## [Exercise]
From the data, return each line holding the word "JSON".

## [Supplied data]
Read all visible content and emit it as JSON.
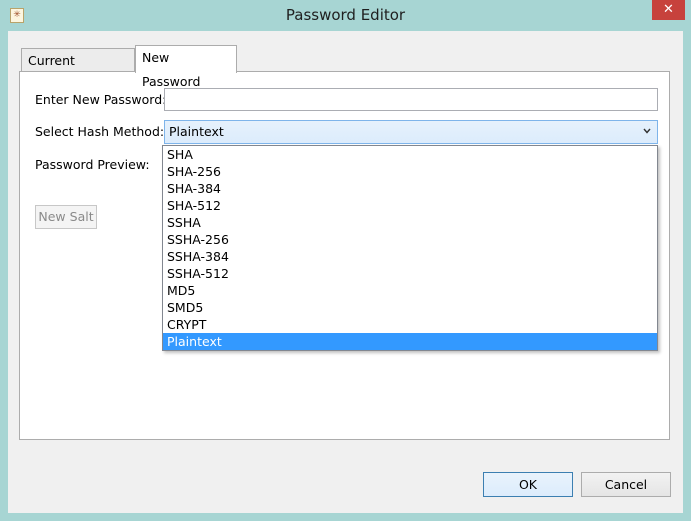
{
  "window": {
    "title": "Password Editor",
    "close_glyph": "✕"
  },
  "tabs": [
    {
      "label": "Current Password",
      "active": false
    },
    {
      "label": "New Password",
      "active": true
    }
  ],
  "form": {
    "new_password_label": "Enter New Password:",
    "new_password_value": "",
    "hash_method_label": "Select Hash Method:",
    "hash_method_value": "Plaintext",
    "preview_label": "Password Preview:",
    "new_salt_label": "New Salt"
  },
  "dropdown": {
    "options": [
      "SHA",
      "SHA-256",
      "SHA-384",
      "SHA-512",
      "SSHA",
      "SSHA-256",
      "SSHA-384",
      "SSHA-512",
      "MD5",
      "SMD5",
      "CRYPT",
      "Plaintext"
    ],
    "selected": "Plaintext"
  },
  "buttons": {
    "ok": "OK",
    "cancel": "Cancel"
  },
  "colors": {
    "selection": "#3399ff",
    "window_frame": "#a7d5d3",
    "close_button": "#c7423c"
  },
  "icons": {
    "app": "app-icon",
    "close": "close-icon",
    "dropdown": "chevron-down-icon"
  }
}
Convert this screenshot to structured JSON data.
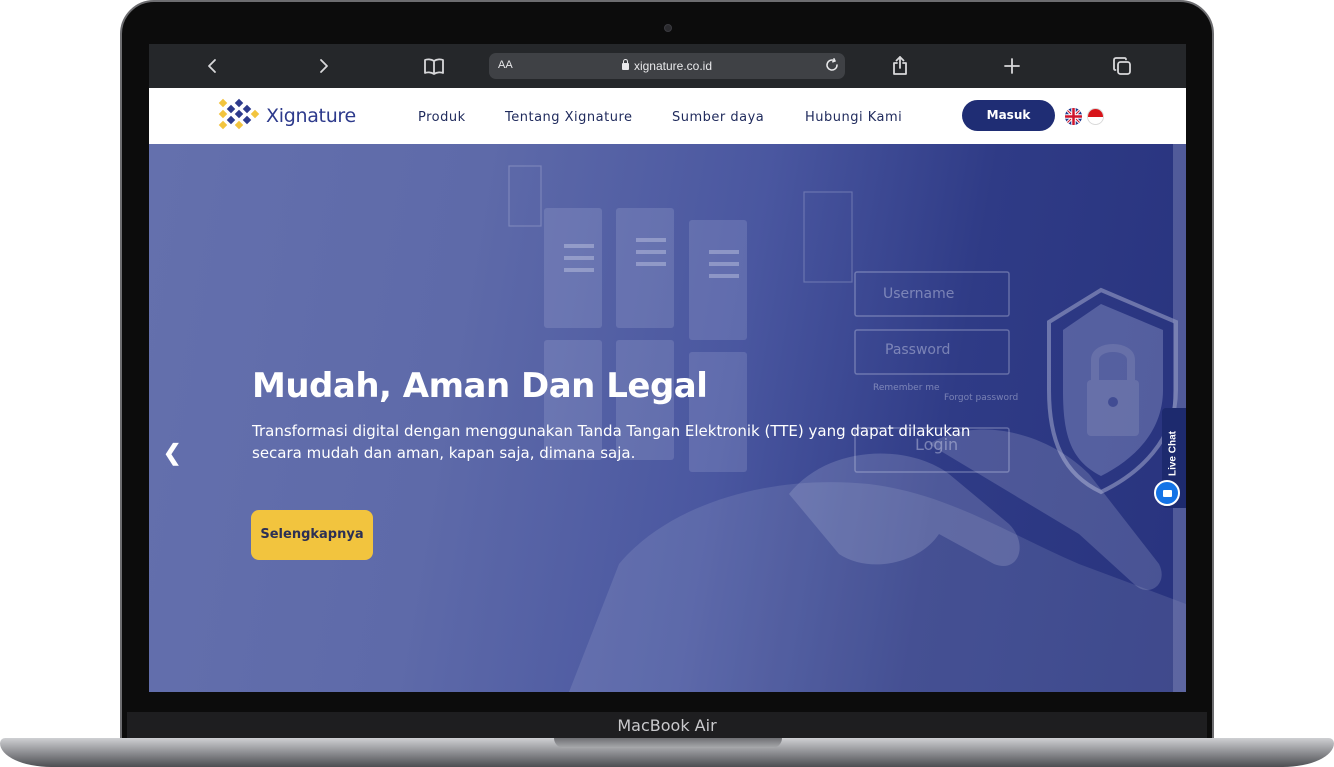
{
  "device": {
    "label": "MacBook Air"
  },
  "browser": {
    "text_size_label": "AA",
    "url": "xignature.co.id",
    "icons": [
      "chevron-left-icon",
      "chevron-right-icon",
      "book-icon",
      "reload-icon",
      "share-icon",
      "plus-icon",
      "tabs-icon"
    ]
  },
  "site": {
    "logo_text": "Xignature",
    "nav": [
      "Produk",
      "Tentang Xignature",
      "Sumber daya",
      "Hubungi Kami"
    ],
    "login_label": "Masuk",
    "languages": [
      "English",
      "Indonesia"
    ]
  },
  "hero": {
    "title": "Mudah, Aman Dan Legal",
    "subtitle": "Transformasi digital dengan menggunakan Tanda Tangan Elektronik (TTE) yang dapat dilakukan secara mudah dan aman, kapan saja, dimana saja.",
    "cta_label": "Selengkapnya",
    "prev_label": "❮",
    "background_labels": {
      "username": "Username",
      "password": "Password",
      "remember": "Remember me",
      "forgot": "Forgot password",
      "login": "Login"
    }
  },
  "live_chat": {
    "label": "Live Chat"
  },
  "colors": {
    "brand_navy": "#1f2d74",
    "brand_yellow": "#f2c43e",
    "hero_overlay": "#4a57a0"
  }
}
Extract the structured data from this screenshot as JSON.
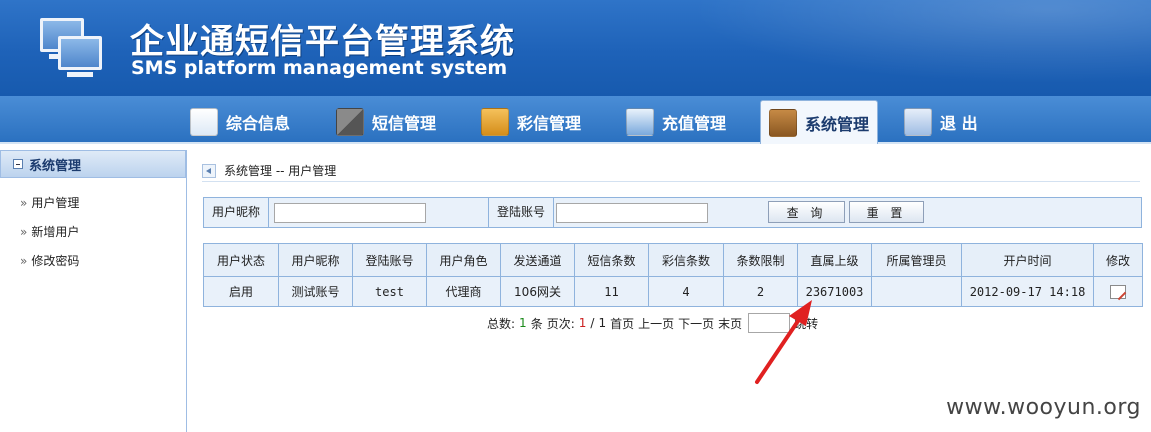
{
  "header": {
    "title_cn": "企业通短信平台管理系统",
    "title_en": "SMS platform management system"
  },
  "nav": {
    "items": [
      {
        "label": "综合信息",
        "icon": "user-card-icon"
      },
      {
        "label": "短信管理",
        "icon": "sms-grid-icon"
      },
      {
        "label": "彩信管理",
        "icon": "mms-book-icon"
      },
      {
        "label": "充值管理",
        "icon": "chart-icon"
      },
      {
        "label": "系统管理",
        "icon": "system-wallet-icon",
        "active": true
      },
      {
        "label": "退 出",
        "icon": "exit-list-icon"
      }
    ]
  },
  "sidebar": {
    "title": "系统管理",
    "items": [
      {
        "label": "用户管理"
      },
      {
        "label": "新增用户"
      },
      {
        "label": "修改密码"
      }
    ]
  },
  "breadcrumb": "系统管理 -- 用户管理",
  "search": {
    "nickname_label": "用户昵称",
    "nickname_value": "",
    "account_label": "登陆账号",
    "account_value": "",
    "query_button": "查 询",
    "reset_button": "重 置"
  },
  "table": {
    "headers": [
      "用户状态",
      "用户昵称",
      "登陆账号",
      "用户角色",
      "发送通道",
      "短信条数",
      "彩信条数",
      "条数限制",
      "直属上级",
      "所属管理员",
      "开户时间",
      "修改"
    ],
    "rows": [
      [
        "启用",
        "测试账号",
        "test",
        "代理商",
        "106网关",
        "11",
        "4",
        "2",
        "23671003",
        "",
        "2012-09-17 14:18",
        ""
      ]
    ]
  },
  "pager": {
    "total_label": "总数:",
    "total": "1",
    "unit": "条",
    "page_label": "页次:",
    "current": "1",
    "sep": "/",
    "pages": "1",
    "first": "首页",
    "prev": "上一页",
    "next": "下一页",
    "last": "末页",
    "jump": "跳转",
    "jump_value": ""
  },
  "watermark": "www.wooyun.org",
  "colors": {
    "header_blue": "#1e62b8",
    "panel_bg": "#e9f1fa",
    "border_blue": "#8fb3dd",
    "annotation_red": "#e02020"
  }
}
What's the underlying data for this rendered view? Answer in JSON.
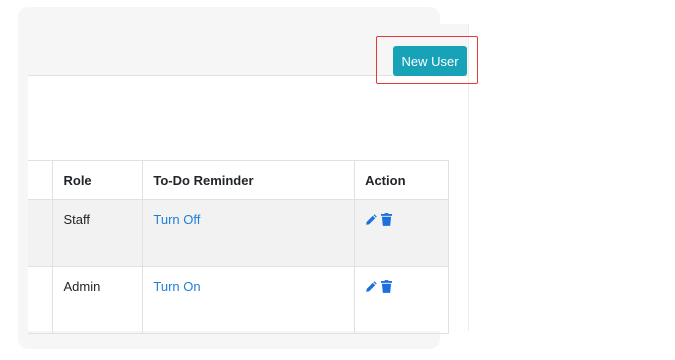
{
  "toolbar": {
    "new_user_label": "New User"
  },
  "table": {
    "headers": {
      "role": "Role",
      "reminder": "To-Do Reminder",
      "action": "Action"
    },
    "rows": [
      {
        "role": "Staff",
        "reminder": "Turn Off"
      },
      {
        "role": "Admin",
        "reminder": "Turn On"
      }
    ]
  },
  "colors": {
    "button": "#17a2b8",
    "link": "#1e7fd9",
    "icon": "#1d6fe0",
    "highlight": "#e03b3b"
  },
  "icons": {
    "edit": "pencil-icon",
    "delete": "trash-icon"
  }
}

## [Your solution]
Read all visible content and emit it as JSON.
Convert this screenshot to structured JSON data.
Extract the structured data from this screenshot as JSON.
What's the underlying data for this rendered view? Answer in JSON.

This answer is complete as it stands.